A dark and wet Saturday created the perfect backdrop for CJAY 92’s Halloween Howler at the Grey Eagle Report & Casino in Calgary. On the ticket were a trio of Canadian heavy hitters: One Bad Son, Big Wreck, and the Headstones.
As soon as we walked into the venue, we knew we were in for a hell of a night. The Calgary crowd took Halloween to the next level with their costumes. From a terrifyingly realistic Pennywise, to superheroes, to those who felt that questionable “adult” accessories constituted a costume, no one was taking the task lightly.
Hailing from good ‘ol Saskatoon, One Bad Son is currently touring our great country bringing their brand of Canadiana rock and roll to a town near you. Making us love them more as they continue to make their name known in the Canadian music scene. Their new single “Scream for Me” is out and I’d recommend putting it on the top of your Halloween playlist, and then your day after Halloween playlist and so on and so forth.
Once OBS had successfully aped the crowd up, Big Wreck took to the stage to keep the party going. They’ve just announced a “In Loving Memory” 20th Anniversary Tour and their North Americans fans are already buzzing! This tour certainly speaks to the lasting impact their music has had on fans, but also to their adaptability; 20 years later, still making new music, still touring and continuing to increase their fan base one show at a time.
The crowd jumped, swayed and sang along to each and every tune. Ian Thornley has a particular way to sweeping you off your feet with just a few plucks of his guitar strings, or maybe that’s just the effect he has on me. Regardless, I feel like every time I’ve had the pleasure of being in the crowd at one of their shows, there is always a serene moment where Thornley plays the crowds right into an epic guitar-laced trance. Music is a beautiful thing, and Big Wreck has been making their brand of art for over two decades, and look forward to hearing what they come up with next! Every time we’ve seen them over the past couple of year, I’ve heard more and more blues influence in what they’re playing. Little bit more jamming, little bit more looseness, and a whole lot more soul. Ian Fletcher, you keep doing you, and we’ll keep standing in awe every time you do it.
The Vidos, an up and coming band out of Vancouver put on a quick 3 song set on a secondary stage in between the Headliners. This was the first time I’d heard of this trio, and I was glad we got to catch their set. The energy and personality oozed off the stage during their short set. These kids are definitely worth keeping an eye on.

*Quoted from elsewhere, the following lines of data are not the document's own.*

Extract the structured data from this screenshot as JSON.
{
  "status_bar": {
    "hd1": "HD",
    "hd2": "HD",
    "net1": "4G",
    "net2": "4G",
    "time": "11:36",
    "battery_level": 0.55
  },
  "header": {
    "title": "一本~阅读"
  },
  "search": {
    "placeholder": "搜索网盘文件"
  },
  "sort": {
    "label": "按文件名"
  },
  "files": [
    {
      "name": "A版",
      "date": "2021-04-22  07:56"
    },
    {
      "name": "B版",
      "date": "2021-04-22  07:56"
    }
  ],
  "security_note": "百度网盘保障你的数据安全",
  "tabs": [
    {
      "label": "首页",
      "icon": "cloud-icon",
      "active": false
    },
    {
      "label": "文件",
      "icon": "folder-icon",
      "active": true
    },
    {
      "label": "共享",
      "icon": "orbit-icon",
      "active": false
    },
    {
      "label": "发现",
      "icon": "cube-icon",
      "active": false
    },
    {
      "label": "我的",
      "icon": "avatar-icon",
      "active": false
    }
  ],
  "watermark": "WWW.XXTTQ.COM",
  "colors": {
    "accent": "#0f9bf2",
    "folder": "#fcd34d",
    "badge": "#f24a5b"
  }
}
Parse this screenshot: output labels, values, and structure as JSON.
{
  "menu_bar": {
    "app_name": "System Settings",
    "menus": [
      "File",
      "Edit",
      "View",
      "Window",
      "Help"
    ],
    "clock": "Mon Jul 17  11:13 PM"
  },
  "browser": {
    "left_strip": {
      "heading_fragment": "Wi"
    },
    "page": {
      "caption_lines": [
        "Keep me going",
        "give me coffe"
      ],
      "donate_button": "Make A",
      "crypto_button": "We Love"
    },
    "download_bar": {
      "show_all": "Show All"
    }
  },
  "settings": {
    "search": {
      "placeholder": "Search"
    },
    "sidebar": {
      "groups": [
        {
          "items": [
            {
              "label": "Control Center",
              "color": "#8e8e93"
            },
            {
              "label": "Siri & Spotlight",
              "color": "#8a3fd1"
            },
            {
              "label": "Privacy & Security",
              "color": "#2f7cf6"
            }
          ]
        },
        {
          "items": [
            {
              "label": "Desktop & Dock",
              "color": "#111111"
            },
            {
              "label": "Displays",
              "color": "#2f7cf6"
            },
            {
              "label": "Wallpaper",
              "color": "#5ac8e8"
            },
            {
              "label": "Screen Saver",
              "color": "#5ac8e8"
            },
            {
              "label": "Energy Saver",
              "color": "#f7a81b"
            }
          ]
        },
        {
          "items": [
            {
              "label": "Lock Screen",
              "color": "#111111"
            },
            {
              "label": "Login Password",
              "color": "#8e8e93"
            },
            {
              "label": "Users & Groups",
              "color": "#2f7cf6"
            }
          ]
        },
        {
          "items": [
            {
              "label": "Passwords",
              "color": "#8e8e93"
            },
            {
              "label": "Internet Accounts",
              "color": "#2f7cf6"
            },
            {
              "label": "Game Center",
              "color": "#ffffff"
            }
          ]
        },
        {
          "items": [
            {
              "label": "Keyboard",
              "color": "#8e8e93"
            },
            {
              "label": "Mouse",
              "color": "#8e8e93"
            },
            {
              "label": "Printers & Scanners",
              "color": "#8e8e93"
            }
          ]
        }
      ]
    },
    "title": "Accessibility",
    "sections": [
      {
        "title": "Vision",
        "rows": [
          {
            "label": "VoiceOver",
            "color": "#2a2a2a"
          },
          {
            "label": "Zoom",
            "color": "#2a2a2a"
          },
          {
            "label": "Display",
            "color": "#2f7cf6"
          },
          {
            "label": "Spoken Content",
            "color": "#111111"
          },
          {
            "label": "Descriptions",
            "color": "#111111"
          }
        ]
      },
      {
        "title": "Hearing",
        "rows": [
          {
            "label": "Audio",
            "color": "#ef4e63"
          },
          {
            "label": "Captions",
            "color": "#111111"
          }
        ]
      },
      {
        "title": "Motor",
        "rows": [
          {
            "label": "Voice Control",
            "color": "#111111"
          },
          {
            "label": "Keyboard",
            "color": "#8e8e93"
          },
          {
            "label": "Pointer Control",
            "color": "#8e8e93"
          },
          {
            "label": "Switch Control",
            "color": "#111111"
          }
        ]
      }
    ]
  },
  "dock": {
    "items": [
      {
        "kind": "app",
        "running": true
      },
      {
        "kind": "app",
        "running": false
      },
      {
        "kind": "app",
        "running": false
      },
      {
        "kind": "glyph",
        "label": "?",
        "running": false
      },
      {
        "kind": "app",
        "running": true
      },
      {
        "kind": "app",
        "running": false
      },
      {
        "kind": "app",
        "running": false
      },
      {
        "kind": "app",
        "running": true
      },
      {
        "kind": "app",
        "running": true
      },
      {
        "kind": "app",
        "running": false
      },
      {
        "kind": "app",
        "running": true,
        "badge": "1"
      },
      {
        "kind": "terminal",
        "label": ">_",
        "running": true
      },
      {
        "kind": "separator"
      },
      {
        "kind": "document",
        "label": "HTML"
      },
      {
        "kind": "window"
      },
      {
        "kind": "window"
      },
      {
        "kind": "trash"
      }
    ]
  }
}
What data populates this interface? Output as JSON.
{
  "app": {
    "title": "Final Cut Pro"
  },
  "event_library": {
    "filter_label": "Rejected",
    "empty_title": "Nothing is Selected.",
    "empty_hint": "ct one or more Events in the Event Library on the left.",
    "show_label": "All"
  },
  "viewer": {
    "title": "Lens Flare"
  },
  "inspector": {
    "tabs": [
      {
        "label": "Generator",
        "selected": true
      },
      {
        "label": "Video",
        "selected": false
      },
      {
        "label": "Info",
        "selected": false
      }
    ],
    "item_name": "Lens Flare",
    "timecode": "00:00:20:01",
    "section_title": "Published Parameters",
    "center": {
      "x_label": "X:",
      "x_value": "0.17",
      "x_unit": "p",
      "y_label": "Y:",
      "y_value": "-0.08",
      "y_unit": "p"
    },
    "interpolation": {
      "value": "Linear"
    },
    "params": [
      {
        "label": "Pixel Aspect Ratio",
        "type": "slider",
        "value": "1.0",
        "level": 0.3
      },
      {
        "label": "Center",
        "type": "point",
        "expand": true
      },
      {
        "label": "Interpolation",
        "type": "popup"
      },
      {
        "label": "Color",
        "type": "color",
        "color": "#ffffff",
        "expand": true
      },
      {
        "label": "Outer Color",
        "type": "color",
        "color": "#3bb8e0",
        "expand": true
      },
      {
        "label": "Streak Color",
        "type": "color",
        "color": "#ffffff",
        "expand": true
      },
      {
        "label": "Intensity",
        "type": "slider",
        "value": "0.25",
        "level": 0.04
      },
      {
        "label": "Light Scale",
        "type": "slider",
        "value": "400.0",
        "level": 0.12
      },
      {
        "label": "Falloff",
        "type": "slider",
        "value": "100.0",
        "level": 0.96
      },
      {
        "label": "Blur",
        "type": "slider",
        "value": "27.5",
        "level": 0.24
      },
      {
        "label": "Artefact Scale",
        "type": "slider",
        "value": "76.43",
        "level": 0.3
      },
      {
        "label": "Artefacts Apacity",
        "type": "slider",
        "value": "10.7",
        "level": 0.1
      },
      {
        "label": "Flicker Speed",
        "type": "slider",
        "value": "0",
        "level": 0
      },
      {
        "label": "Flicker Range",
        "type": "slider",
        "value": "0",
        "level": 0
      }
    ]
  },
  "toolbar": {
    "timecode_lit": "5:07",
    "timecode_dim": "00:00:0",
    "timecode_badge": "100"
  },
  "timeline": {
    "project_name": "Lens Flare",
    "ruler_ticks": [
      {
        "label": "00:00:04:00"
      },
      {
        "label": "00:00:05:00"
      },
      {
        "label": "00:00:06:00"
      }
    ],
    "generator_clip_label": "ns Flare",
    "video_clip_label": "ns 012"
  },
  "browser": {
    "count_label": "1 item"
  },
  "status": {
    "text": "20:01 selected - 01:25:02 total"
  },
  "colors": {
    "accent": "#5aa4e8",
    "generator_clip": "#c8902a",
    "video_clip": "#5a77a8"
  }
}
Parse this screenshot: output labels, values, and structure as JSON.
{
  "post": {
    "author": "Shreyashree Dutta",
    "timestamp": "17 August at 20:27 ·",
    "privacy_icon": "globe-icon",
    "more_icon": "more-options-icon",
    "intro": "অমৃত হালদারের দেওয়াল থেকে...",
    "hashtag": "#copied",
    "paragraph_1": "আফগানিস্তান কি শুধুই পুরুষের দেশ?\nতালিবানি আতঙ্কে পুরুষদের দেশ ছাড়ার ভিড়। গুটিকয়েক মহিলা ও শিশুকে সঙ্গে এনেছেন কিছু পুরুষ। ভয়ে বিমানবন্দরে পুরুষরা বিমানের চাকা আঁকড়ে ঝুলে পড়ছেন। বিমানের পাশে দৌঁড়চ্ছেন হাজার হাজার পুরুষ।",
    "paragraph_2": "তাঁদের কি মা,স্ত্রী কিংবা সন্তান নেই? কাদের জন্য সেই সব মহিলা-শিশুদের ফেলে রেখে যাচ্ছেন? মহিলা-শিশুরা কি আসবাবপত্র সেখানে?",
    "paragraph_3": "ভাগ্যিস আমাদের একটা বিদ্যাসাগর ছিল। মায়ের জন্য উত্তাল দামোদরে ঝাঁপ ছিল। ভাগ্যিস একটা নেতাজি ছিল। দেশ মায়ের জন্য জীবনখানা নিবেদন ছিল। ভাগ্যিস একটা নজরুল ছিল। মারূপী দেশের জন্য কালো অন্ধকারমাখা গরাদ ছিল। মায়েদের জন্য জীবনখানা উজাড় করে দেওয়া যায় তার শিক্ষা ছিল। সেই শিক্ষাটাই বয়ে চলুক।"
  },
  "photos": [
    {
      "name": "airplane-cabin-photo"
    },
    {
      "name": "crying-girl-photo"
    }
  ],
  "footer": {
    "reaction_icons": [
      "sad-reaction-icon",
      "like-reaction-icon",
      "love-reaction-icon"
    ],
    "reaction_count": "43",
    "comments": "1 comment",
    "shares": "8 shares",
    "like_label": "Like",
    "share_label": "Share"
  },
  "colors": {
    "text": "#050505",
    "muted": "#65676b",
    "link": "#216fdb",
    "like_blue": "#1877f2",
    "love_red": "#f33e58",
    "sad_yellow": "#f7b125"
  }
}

The Headstones hit the stage like bats out of hell! Hugh Dillon channelled his best Alice Cooper-esque look as he and the band threw down some of the hardest rock-and-roll I’ve experienced in a while. Opening with a medley of older tunes, including a mash-up of Tweeter & the Monkey Man, and the song whose lyrics adorn Dave’s arms, When Something Stands for nothing. It always amazes me when a band can play songs that are brand new and 20 years old back to back and they all have that same characteristic vibe.
Mixing old favourites with new tunes from their latest album Little Army had the crowd begging for more. True to his style, Hugh wasted no time in getting up close and personal with his adoring fans. Diving into the crowd a number of times during the first three while Dave was still in the pit, he reported back after that he almost got hit in the head by the flying mic stand that has become a trade mark of their shows. Maybe you’ll get luckier next time Dave.
In the room that night, you could find rockers in their 60’s hand-banging with the new generation of rockers, screaming out the same lyrics which seem to melt away all generational gaps. This classic example of gritty, unapologetic rock and roll is what we love about the Headstones, and they’ve remained true to this core since day one which keeps us always clawing at them for more.